### Supplied data
<<<<

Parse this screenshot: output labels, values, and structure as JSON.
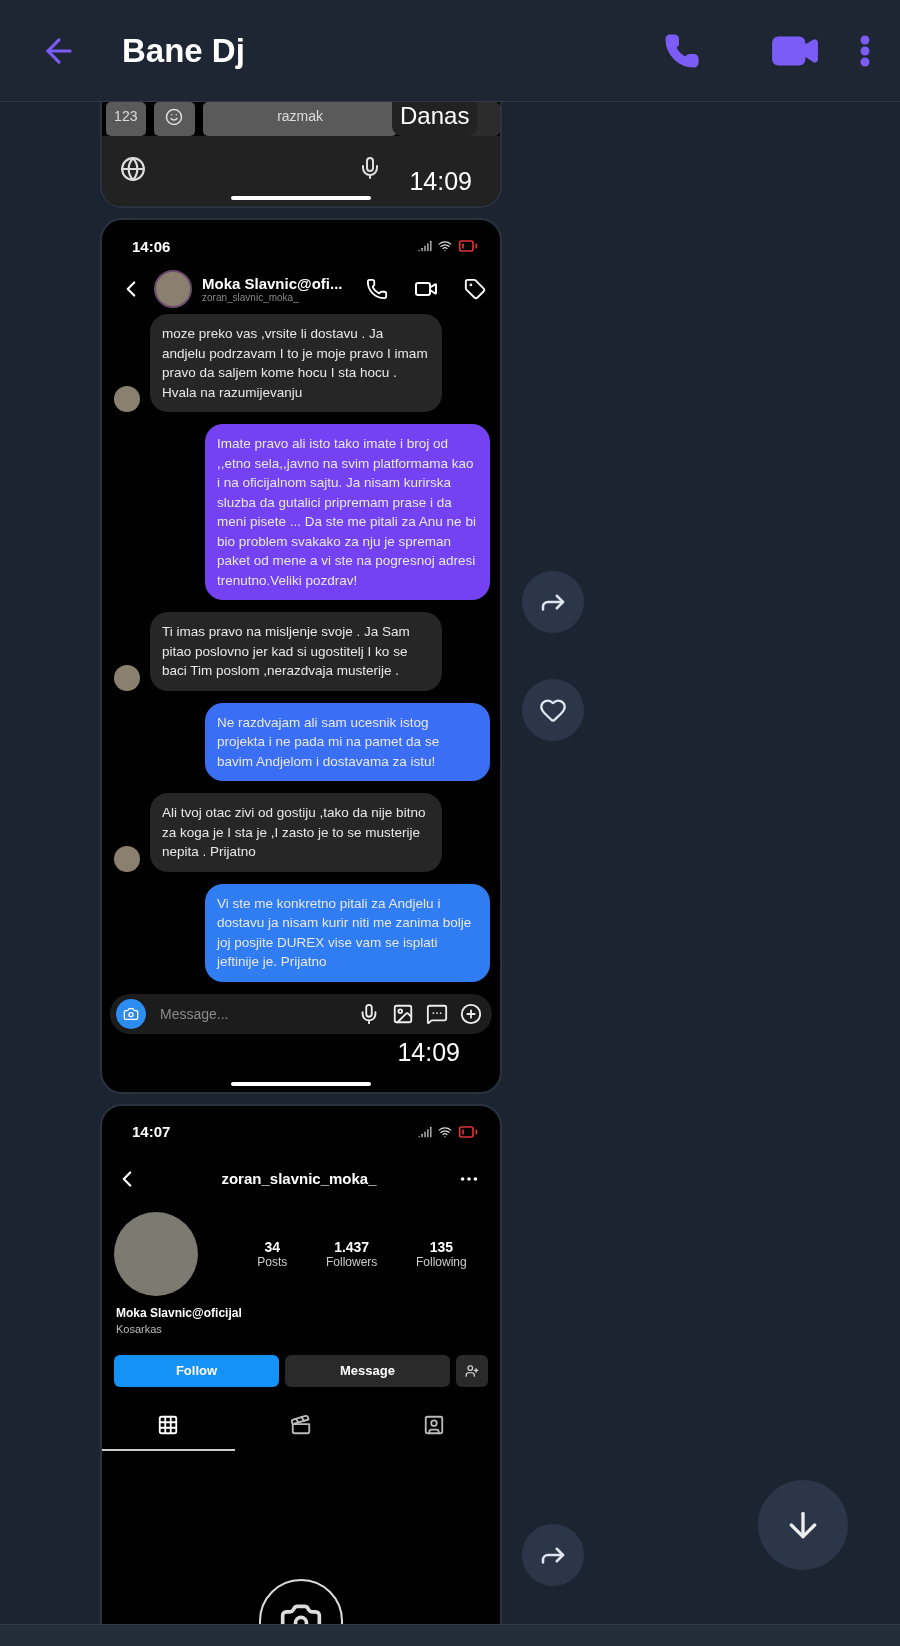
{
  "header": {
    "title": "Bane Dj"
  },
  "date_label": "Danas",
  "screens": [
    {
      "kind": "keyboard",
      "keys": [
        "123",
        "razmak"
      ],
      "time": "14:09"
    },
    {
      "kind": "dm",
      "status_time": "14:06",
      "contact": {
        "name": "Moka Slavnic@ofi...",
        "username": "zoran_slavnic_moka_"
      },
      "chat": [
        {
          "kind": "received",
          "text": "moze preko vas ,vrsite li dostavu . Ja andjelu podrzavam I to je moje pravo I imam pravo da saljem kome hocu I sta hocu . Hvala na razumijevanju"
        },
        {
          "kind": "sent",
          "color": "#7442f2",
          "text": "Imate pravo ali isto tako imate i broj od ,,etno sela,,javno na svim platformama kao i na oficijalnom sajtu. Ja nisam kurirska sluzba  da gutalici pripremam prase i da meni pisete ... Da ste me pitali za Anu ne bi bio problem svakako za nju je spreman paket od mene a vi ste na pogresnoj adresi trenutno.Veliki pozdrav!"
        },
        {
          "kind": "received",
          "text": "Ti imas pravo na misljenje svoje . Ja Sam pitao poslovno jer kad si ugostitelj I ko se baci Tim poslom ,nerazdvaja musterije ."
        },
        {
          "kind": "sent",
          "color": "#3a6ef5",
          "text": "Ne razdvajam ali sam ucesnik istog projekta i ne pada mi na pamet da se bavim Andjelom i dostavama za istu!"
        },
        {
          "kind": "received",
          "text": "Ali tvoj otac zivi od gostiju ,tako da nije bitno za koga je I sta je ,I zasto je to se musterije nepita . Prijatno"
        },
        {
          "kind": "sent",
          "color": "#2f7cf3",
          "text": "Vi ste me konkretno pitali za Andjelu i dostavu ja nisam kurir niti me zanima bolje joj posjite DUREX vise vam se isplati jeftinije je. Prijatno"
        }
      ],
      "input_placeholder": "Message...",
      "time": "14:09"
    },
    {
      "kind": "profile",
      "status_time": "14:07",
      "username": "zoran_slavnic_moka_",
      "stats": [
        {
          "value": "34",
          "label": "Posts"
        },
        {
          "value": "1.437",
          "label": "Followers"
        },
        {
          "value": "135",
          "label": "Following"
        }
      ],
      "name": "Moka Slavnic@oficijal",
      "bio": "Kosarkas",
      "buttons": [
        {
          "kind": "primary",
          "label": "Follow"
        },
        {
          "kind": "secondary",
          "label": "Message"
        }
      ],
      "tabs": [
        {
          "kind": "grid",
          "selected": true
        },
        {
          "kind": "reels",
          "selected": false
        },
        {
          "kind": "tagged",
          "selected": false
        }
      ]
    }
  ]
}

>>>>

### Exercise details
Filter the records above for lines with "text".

### Task response
          "text": "moze preko vas ,vrsite li dostavu . Ja andjelu podrzavam I to je moje pravo I imam pravo da saljem kome hocu I sta hocu . Hvala na razumijevanju"
          "text": "Imate pravo ali isto tako imate i broj od ,,etno sela,,javno na svim platformama kao i na oficijalnom sajtu. Ja nisam kurirska sluzba  da gutalici pripremam prase i da meni pisete ... Da ste me pitali za Anu ne bi bio problem svakako za nju je spreman paket od mene a vi ste na pogresnoj adresi trenutno.Veliki pozdrav!"
          "text": "Ti imas pravo na misljenje svoje . Ja Sam pitao poslovno jer kad si ugostitelj I ko se baci Tim poslom ,nerazdvaja musterije ."
          "text": "Ne razdvajam ali sam ucesnik istog projekta i ne pada mi na pamet da se bavim Andjelom i dostavama za istu!"
          "text": "Ali tvoj otac zivi od gostiju ,tako da nije bitno za koga je I sta je ,I zasto je to se musterije nepita . Prijatno"
          "text": "Vi ste me konkretno pitali za Andjelu i dostavu ja nisam kurir niti me zanima bolje joj posjite DUREX vise vam se isplati jeftinije je. Prijatno"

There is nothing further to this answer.